2. Alfred the Great.Edit

Few kings have been such good rulers as Alfred, and few have had so many difficulties to overcome. When quite a little lad at his mother's knee he was fond of reading and learning, although books at that time were very scarce. He was sent to Rome when four years old, and there learned much which helped him greatly after he became king. He was troubled all his life with a painful disease, and at the very outset of his reign had to do battle against the ravaging Danes. But he bore himself bravely and manfully at all times, although for the first seven years of his reign he met with nothing but defeat in his struggle against the enemy. In 878, so great was his distress, he had to fly in disguise to the marshes and woods of Somersetshire. There, it is said, while hiding in a swineherd's hut, he allows the good wife's cakes to burn, so intent was he on thinking out a plan by means of which he could save his country. At last he gathered his scattered followers together in Athelney, an island in Somersetshire, and inspiring them with his own hope and courage, attacked and defeated the Danish leader, Guthrum, at Edington. He then made him sign a treaty, called the Treaty of Wedmore, whereby the Danes kept that part of England north of a line from London to Chester, while Alfred kept all south of that line. By this treaty the Danes held Northumbria, East Anglia, and part of Mercia, and this land became known as the Danelagh. Many of the Danes became Christians, and Alfred's supremacy over the Danelagh was recognized. This treaty gave the land peace for many years, and Alfred now tried to improve the condition of his people, and to give them good laws.

3. Alfred's Government.Edit

Among other good things that Alfred did, he collected the old laws of the English and added others from the Ten Commandments and the laws of Moses, and these he put in force. He built monasteries and schools and sought to fill them with pupils under wise and learned teachers. He translated books, which were written in Latin, into English, and so may be said to be the Father of English literature.

Not content with trying to educate his people, he took great care that they should be taught to defend themselves against the Danes. He divided his men into two bodies, one to go out to fight against the Danes, if needful, and the other to guard the homes of the people. He also built ships to keep the Danes away from the shore, and thus began the English navy. His time was always fully occupied, one portion being given to sleep, another to prayer, and a third to work. Thus it was that Alfred, although often ill and troubled by wars and invasions, did more for his people and his kingdom than most kings who have ruled in England.

4. Alfred's successors.Edit

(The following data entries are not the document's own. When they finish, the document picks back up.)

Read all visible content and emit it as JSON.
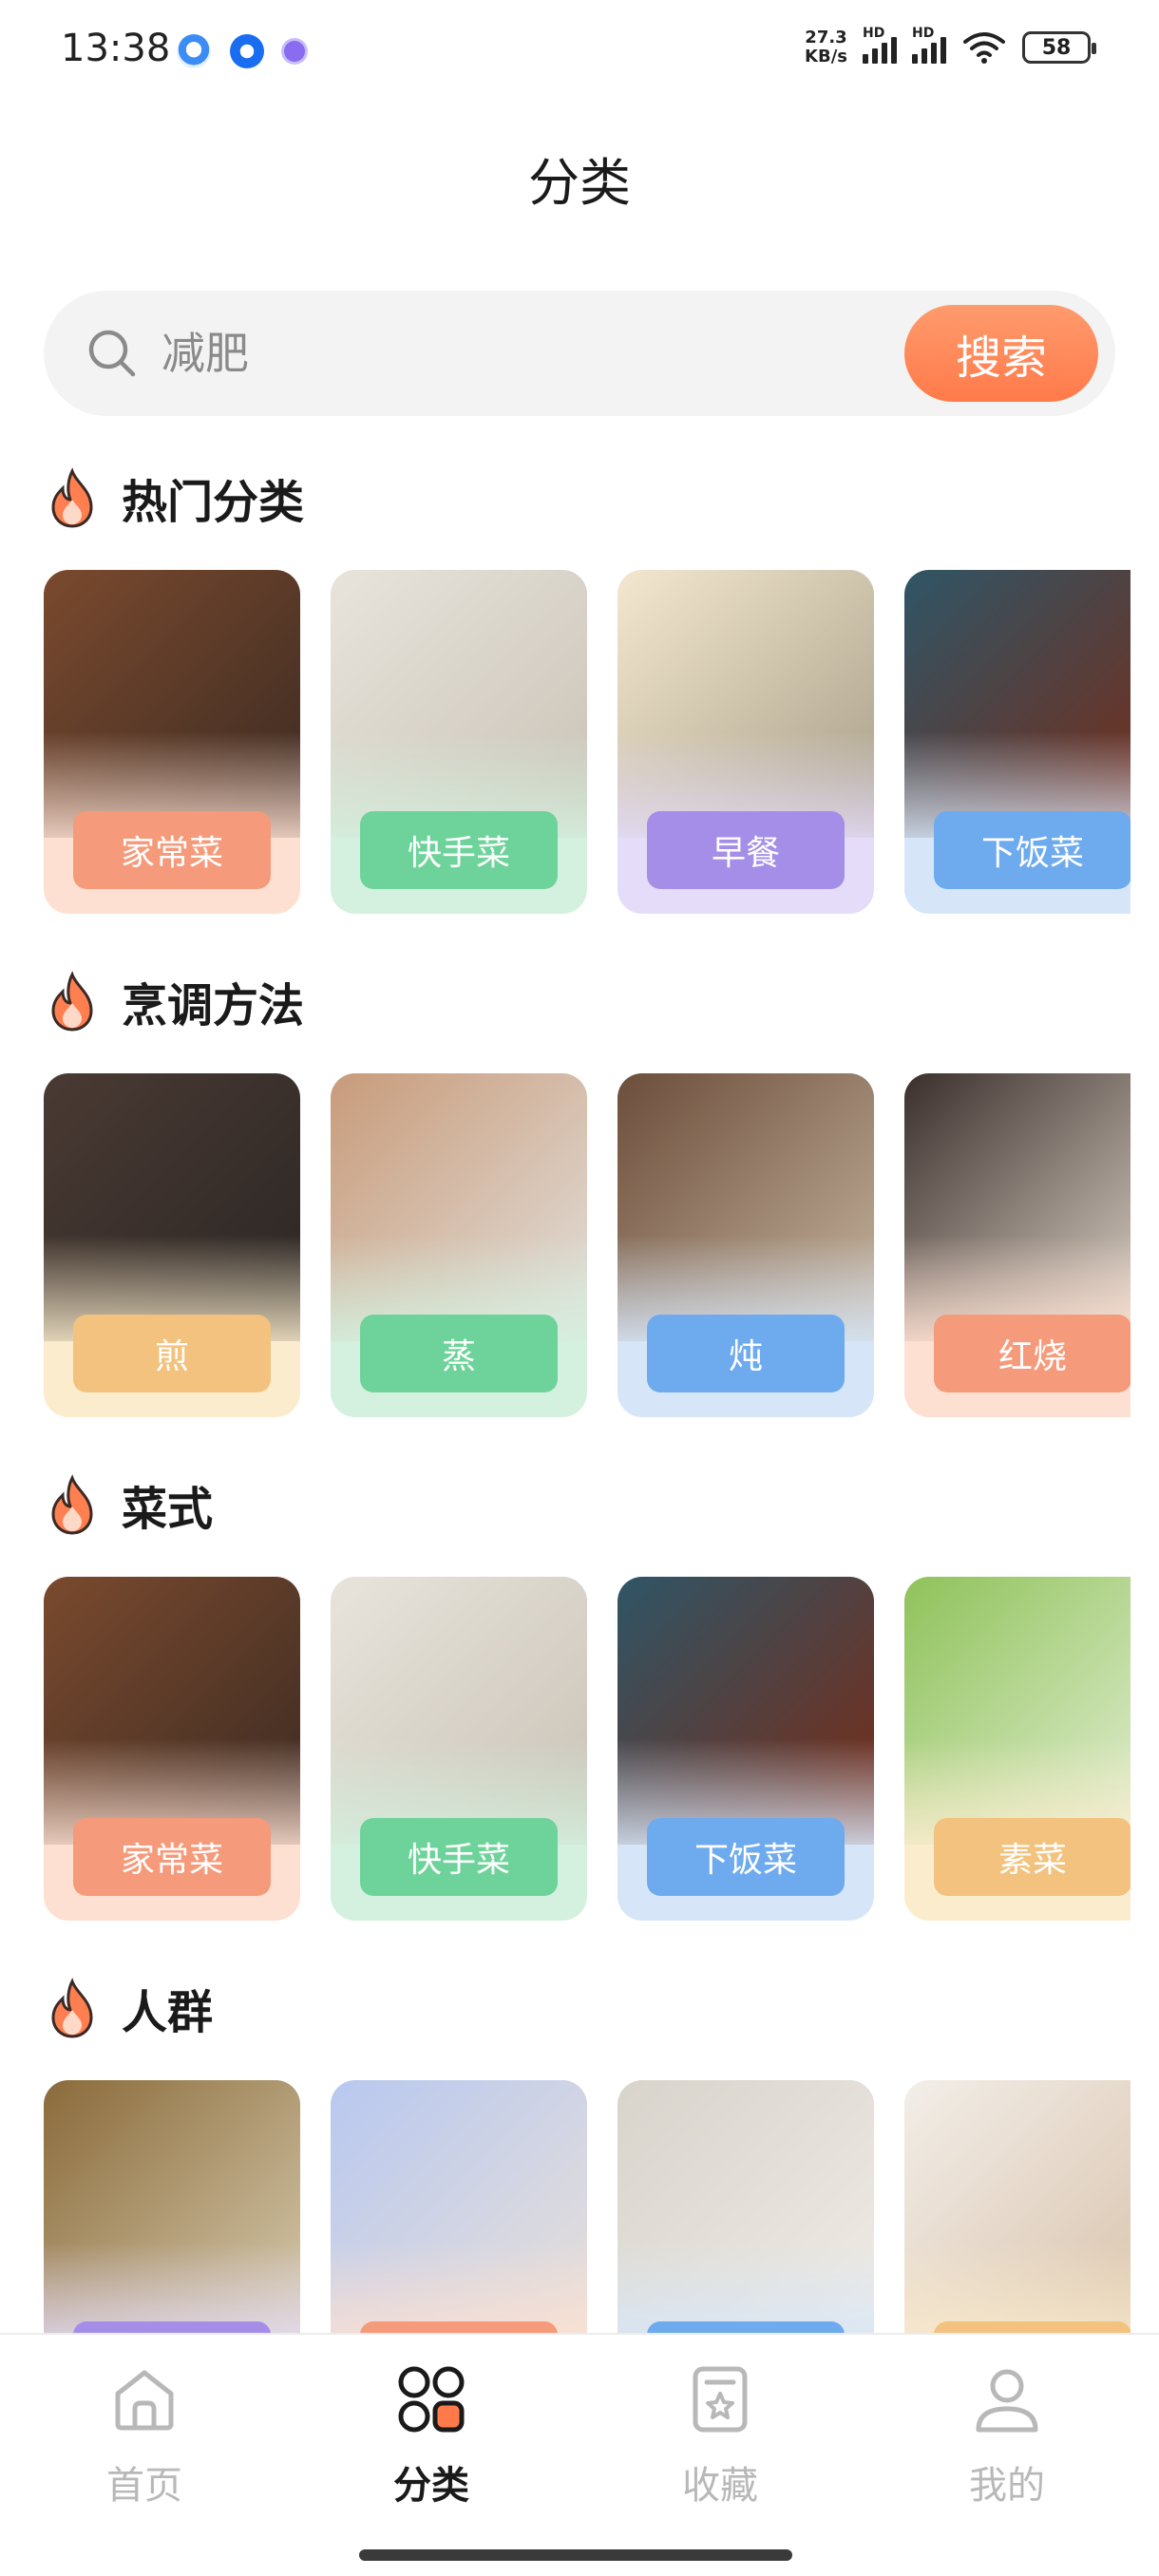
{
  "status_bar": {
    "time": "13:38",
    "net_speed_value": "27.3",
    "net_speed_unit": "KB/s",
    "hd_label": "HD",
    "battery": "58"
  },
  "page": {
    "title": "分类"
  },
  "search": {
    "placeholder": "减肥",
    "button_label": "搜索"
  },
  "sections": [
    {
      "title": "热门分类",
      "cards": [
        {
          "label": "家常菜",
          "label_color": "#f59a7a",
          "bg_color": "#fde0d2"
        },
        {
          "label": "快手菜",
          "label_color": "#6ed39a",
          "bg_color": "#d4f0de"
        },
        {
          "label": "早餐",
          "label_color": "#a58ee8",
          "bg_color": "#e4dcf8"
        },
        {
          "label": "下饭菜",
          "label_color": "#6eaaee",
          "bg_color": "#d6e6f8"
        }
      ]
    },
    {
      "title": "烹调方法",
      "cards": [
        {
          "label": "煎",
          "label_color": "#f2c27e",
          "bg_color": "#fbeccd"
        },
        {
          "label": "蒸",
          "label_color": "#6ed39a",
          "bg_color": "#d4f0de"
        },
        {
          "label": "炖",
          "label_color": "#6eaaee",
          "bg_color": "#d6e6f8"
        },
        {
          "label": "红烧",
          "label_color": "#f59a7a",
          "bg_color": "#fde0d2"
        }
      ]
    },
    {
      "title": "菜式",
      "cards": [
        {
          "label": "家常菜",
          "label_color": "#f59a7a",
          "bg_color": "#fde0d2"
        },
        {
          "label": "快手菜",
          "label_color": "#6ed39a",
          "bg_color": "#d4f0de"
        },
        {
          "label": "下饭菜",
          "label_color": "#6eaaee",
          "bg_color": "#d6e6f8"
        },
        {
          "label": "素菜",
          "label_color": "#f2c27e",
          "bg_color": "#fbeccd"
        }
      ]
    },
    {
      "title": "人群",
      "cards": [
        {
          "label": "",
          "label_color": "#a58ee8",
          "bg_color": "#e4dcf8"
        },
        {
          "label": "",
          "label_color": "#f59a7a",
          "bg_color": "#fde0d2"
        },
        {
          "label": "",
          "label_color": "#6eaaee",
          "bg_color": "#d6e6f8"
        },
        {
          "label": "",
          "label_color": "#f2c27e",
          "bg_color": "#fbeccd"
        }
      ]
    }
  ],
  "bottom_nav": [
    {
      "label": "首页",
      "icon": "home-icon",
      "active": false
    },
    {
      "label": "分类",
      "icon": "category-icon",
      "active": true
    },
    {
      "label": "收藏",
      "icon": "favorites-icon",
      "active": false
    },
    {
      "label": "我的",
      "icon": "profile-icon",
      "active": false
    }
  ],
  "colors": {
    "accent": "#ff7a4a",
    "search_bg": "#f2f3f2",
    "inactive_nav": "#b8b8b8"
  }
}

Alfred died in 901, and was succeeded by his son Edward (the Elder). Edward, his sons Athelstan, Edmund, Edred, and his grandson Edwy, gradually but surely won back the Danelagh from the Danes, until in 959, an English king once more ruled over all England, and both English and Danes became subjects of Edgar the Peaceable, Edwy's brother. By this time the Danes and the English were much alike. They were of the same hardy race, and though their languages differed somewhat, they easily learned to talk with one another. The Danes had become Christians while in England, and had lost much of their rudeness and love of fighting and plundering. We, to-day, can tell where they lived by the named by the names of the towns they had founded, these nearly always ending in "by." Thus Grimsby, Derby, and Kirkby, are places of Danish origin, while towns whose names end in "ham" or "ton" are English towns.

5. Dunstan.Edit

6. Social changes.Edit

7. Danish Conquest.Edit

8. Danish Rule.Edit